Task statement -
Where the word "from" appears in a line below, copy the whole line.

[[ Given records, beginning ]]

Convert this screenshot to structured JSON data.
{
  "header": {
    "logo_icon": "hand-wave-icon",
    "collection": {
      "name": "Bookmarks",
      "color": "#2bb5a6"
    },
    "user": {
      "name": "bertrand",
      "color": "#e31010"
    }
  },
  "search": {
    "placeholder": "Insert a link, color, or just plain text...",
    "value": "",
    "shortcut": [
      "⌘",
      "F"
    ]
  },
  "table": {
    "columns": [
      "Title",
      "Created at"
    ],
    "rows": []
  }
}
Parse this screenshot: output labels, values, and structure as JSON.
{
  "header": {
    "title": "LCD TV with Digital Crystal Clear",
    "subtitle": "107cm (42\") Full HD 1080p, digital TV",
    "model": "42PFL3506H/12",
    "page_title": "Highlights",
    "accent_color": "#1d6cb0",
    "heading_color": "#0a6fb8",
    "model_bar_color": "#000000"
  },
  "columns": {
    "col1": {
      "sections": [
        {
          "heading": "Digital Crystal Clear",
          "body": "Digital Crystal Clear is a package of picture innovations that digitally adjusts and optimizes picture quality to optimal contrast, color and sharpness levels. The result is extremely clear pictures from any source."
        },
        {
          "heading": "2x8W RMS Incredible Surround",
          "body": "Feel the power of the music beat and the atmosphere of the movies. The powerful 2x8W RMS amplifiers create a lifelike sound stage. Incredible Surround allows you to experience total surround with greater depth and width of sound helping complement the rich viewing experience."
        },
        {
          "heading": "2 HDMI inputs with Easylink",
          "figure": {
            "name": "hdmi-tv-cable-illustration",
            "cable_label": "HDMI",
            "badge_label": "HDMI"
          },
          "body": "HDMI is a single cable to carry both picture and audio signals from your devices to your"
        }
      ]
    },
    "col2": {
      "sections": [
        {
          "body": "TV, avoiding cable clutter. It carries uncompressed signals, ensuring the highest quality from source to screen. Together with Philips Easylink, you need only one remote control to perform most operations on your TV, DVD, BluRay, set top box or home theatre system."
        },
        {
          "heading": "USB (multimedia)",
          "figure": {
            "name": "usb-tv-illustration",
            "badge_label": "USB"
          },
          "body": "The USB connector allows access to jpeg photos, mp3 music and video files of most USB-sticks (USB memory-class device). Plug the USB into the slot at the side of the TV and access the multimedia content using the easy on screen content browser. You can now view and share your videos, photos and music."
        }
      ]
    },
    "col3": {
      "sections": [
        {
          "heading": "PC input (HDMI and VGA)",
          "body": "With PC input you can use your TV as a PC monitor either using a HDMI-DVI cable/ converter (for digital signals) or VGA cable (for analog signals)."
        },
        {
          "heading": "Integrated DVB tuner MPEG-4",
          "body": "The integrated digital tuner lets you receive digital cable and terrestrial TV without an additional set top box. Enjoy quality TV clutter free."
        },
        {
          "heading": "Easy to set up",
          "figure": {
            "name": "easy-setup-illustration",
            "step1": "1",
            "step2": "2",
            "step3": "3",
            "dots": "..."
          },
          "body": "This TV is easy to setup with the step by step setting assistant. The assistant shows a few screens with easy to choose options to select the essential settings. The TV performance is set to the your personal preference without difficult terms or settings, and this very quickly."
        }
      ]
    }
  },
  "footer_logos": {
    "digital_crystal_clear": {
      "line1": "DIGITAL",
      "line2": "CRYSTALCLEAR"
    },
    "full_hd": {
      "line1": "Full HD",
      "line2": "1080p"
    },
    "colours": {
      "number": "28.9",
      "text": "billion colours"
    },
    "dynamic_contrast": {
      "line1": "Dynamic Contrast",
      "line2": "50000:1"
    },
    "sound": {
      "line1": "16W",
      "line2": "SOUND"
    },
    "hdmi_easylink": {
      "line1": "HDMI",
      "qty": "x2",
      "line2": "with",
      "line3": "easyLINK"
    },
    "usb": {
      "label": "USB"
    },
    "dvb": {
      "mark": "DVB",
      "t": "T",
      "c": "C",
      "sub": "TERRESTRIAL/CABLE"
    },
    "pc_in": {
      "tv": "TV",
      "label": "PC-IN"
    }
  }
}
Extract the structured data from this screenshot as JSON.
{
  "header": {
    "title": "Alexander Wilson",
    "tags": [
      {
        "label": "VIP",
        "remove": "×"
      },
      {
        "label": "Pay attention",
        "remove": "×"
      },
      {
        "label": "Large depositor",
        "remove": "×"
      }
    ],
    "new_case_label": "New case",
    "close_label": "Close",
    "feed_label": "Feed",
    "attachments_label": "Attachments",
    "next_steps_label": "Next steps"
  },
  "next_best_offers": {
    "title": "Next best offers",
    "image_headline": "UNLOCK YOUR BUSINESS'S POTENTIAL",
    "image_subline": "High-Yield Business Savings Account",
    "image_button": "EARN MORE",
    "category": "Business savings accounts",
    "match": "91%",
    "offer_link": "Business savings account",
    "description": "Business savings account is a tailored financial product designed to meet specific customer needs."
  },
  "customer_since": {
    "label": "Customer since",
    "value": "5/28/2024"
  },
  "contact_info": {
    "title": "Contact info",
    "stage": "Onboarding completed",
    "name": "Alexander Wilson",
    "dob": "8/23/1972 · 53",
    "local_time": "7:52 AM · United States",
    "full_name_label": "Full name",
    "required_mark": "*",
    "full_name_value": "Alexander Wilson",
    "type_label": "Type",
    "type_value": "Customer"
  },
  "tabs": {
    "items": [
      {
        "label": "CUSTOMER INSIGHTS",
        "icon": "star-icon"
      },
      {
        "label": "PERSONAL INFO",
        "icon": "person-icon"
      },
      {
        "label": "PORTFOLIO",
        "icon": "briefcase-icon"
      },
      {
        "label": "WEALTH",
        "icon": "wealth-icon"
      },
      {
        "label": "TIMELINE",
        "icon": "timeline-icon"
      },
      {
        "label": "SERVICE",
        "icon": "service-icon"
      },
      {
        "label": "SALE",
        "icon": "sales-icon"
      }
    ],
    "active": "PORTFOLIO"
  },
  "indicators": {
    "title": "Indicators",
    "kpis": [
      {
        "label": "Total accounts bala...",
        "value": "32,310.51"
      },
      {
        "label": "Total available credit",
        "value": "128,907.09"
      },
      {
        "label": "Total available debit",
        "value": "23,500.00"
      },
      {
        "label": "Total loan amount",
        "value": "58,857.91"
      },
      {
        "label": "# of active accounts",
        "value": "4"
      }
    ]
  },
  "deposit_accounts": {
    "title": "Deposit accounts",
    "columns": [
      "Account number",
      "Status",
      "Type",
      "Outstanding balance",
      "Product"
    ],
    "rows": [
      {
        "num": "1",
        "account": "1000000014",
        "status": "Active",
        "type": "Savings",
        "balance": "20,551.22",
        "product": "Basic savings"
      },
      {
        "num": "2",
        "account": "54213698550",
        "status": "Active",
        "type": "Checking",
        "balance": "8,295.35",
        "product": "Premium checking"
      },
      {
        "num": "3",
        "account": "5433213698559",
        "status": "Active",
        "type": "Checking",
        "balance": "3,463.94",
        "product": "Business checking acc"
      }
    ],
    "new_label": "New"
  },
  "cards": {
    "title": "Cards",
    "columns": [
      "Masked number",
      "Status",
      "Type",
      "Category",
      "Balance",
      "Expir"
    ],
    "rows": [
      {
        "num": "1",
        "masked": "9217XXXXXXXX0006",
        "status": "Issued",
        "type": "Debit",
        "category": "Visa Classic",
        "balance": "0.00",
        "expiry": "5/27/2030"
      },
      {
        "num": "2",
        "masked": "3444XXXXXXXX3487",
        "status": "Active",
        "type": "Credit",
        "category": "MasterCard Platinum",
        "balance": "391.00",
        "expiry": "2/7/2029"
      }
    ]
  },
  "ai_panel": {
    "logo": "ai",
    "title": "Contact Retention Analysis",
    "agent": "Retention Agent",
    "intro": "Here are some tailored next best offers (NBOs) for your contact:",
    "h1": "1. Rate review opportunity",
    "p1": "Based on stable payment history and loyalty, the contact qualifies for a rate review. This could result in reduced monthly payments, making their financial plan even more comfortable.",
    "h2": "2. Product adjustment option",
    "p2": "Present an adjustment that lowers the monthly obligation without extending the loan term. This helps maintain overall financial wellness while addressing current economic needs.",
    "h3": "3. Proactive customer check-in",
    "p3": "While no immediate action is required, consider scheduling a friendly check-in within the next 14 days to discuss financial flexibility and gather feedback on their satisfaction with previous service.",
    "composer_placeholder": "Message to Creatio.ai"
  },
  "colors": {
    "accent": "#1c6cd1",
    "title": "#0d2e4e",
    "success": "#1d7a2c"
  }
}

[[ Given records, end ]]

Response to this exercise -
          "body": "Digital Crystal Clear is a package of picture innovations that digitally adjusts and optimizes picture quality to optimal contrast, color and sharpness levels. The result is extremely clear pictures from any source."
          "body": "HDMI is a single cable to carry both picture and audio signals from your devices to your"
          "body": "TV, avoiding cable clutter. It carries uncompressed signals, ensuring the highest quality from source to screen. Together with Philips Easylink, you need only one remote control to perform most operations on your TV, DVD, BluRay, set top box or home theatre system."
Extract the structured data from this screenshot as JSON.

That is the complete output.